╭──

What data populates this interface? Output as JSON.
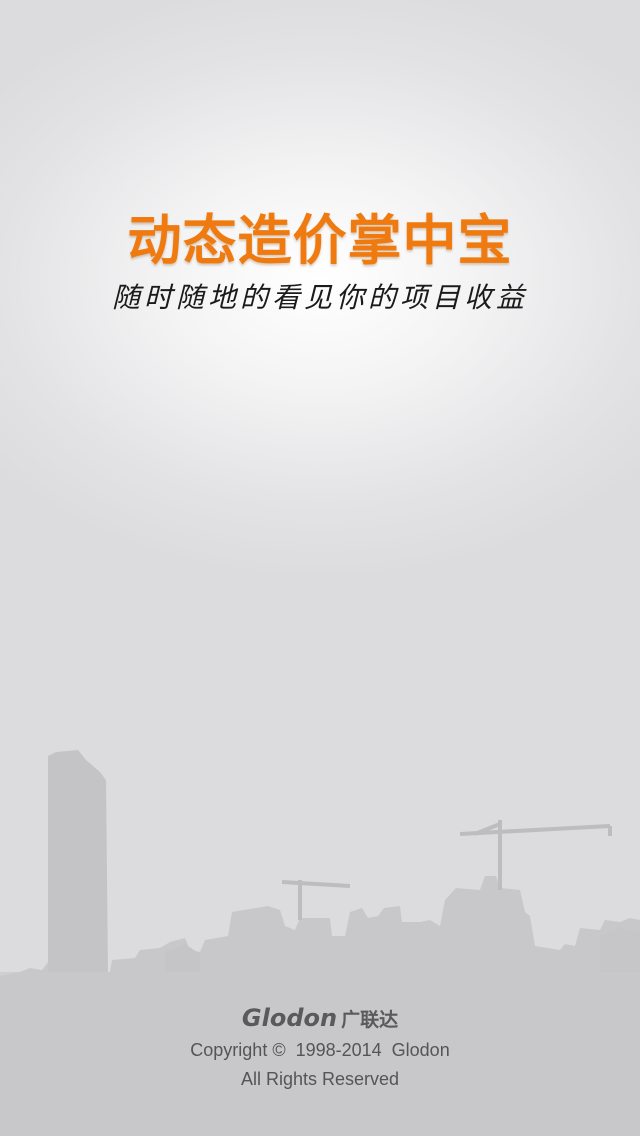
{
  "splash": {
    "title": "动态造价掌中宝",
    "subtitle": "随时随地的看见你的项目收益",
    "accent_color": "#ef7a10"
  },
  "footer": {
    "brand_latin": "Glodon",
    "brand_chinese": "广联达",
    "copyright": "Copyright ©  1998-2014  Glodon",
    "rights": "All Rights Reserved"
  }
}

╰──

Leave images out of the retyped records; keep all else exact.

RESPONSE:
What data populates this interface? Output as JSON.
{
  "splash": {
    "title": "动态造价掌中宝",
    "subtitle": "随时随地的看见你的项目收益",
    "accent_color": "#ef7a10"
  },
  "footer": {
    "brand_latin": "Glodon",
    "brand_chinese": "广联达",
    "copyright": "Copyright ©  1998-2014  Glodon",
    "rights": "All Rights Reserved"
  }
}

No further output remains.